I also care about good meals. That may be even harder to get than no proselytizing. I want lots of whole grains and fruit and fresh vegetables cooked properly. I like treats, too (ice cream!), and I certainly don’t want a place that doesn’t have alcohol. But for regular meals I want a lot of hippie health food.

I don’t think I want to live in a hippie-run nursing home, though. I know too many people who got stuck in about 1967 and they get on my nerves, too. I keep changing as I get older and I hope I’m going to still be changing and growing on my death bed.

What else is life about except finding out new things and learning from them? And I hope to be alive until the very last minute.



No Proselytizing Zone — 12 Comments

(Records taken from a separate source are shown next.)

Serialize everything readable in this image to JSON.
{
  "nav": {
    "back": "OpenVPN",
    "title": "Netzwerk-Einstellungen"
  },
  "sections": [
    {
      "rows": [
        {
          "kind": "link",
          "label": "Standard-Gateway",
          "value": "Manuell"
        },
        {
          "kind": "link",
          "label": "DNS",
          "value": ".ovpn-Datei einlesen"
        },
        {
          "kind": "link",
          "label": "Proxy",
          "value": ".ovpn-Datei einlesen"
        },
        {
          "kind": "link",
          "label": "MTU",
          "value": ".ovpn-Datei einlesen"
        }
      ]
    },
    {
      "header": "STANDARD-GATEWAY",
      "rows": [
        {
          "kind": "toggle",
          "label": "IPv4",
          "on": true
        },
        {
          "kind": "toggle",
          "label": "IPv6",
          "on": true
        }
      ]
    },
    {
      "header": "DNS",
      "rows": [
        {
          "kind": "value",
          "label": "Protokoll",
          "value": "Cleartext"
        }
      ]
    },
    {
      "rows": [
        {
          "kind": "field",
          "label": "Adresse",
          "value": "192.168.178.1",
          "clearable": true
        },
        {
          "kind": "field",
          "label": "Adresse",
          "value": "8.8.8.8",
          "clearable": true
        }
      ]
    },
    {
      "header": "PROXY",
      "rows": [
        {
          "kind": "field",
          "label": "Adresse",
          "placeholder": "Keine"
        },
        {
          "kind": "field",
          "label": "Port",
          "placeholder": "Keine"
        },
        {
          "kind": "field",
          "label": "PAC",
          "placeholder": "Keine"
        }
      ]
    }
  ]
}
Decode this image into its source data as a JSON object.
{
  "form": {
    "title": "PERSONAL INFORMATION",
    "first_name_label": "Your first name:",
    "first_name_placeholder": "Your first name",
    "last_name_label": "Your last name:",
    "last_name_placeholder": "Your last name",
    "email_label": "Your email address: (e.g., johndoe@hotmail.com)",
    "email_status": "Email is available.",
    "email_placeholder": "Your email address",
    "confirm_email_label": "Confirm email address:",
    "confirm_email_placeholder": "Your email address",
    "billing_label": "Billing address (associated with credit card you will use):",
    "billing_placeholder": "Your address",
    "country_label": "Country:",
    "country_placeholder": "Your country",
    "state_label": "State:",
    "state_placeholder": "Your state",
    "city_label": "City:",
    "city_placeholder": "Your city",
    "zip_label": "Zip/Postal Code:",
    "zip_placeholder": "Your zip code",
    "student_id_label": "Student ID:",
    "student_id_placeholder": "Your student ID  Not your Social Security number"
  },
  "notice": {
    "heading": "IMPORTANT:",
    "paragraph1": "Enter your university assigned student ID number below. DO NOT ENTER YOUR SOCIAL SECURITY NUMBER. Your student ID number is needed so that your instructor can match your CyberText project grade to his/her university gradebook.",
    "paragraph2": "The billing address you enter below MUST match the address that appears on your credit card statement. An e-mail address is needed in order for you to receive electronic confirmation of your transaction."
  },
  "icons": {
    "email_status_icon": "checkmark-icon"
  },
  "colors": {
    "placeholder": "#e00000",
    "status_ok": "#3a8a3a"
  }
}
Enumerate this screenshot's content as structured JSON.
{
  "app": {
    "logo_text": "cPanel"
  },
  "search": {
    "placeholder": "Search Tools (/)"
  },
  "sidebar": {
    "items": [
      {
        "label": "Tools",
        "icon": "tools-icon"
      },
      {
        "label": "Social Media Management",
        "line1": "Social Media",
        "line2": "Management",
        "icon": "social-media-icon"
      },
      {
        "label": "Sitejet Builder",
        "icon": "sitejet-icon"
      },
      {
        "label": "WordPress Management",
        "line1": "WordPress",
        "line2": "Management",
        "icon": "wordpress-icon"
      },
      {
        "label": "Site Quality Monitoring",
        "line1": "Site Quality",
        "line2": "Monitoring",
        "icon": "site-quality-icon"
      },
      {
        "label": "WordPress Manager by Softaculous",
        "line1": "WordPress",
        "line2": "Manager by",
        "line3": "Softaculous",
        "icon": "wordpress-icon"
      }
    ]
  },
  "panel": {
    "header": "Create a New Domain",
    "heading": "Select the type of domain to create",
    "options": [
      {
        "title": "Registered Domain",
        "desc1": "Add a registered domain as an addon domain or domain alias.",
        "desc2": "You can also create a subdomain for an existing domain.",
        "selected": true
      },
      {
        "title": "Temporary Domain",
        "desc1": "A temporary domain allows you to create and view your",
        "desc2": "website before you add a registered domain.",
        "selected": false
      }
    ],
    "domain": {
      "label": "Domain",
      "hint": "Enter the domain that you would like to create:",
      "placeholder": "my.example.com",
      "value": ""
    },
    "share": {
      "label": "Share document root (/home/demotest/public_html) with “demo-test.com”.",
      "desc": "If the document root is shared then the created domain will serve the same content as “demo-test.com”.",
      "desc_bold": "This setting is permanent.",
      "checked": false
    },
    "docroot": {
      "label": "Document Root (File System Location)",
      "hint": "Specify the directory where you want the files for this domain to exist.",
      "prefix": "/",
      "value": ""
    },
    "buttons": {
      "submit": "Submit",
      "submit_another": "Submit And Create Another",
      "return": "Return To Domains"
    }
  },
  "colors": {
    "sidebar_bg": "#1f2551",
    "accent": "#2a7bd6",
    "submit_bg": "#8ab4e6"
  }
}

      • The problem is, I want the place to be run and managed by people who are knowledgeable about the medical and legal issues that the constituency faces. I do not want to spend my declining years worrying about whether there’s enough ice cream, or if Zelda in apartment 22 is really sharp enough to remember to turn the gas off on her stove after making a pot of tea. I’ve seen the way a well-managed CCRC runs, and it’s complex. I’ve done a lot of complex in my life; I’ve even enjoyed it. But I don’t know how long my gift for complexity will last, and I don’t have a lot of specialized knowledge that would be needed to oversee even part of the organization.

        Shudder. Perhaps Jane Eyre is right and the solution is to keep very well and not die.

        • Trying very hard to follow Jane Eyre’s advice, but ….

          I find that I don’t want to deal with complexity right now, much less when I get even older. I keep looking for ways to simplify my life. A well-run place won’t always do things the way you’d personally like them done, either, though I think it’s like a good co-op or union: do what’s best for most people.

  1. We all need to keep on the lookout for such a place. We may haul our libraries there, too. I don’t want to run such a place, but I would put money toward it being established, because a lot of writers and artists need this place.

  2. I know one of the things that most outraged my mother and grandmother about my grandfather’s death was his sisters’ attempts to re-convert him to Roman Catholicism (away from the Methodist church). I was too young during his final hospitalization to know for sure what was happening, but I think in the end my grandmother had to bar them from his room, which is pretty tragic. 🙁

  3. You may want to look into liberation Catholicism. I thought I hated all religion until a friend of mine (who had grown up liberation catholic and is now pagan) and I got into discussions about religion and the way things are handled with that faith seems a lot more aligned with the humanist views you’re expressing here. My brain is NOT wired to religion, but if I wanted religion, that’d be even over UU for my to try list.

    • I don’t hate all religions. I just don’t want any of them to try to convince me to follow their ideology. If they provide comfort without preaching their ideas at me, fine.

  4. If you know what you want at the end of your life, the key things are to write it down, and to tell somebody. Line up the DNR documents; have a will drawn up; figure out who will handle your literary estate and tell SFWA who is doing it. If you know what you want at your funeral, write it down. (This can become very detailed indeed. I have seen instructions that included what the deceased was going to wear, including hairstyle and jewelry, for the viewing, what hymns were going to be sung, and who was going to make the chicken salad for after, because if Mildred was left to do it it would have relish in it.)
    Put a copy of all these documents into a file folder or envelope, and label it DEATH. Don’t stick it in your safe deposit box, because no one can get into it after you die until after probate. Keep it in a file cabinet or something, and tell your kids/partner/best friends/etc about it and where it is.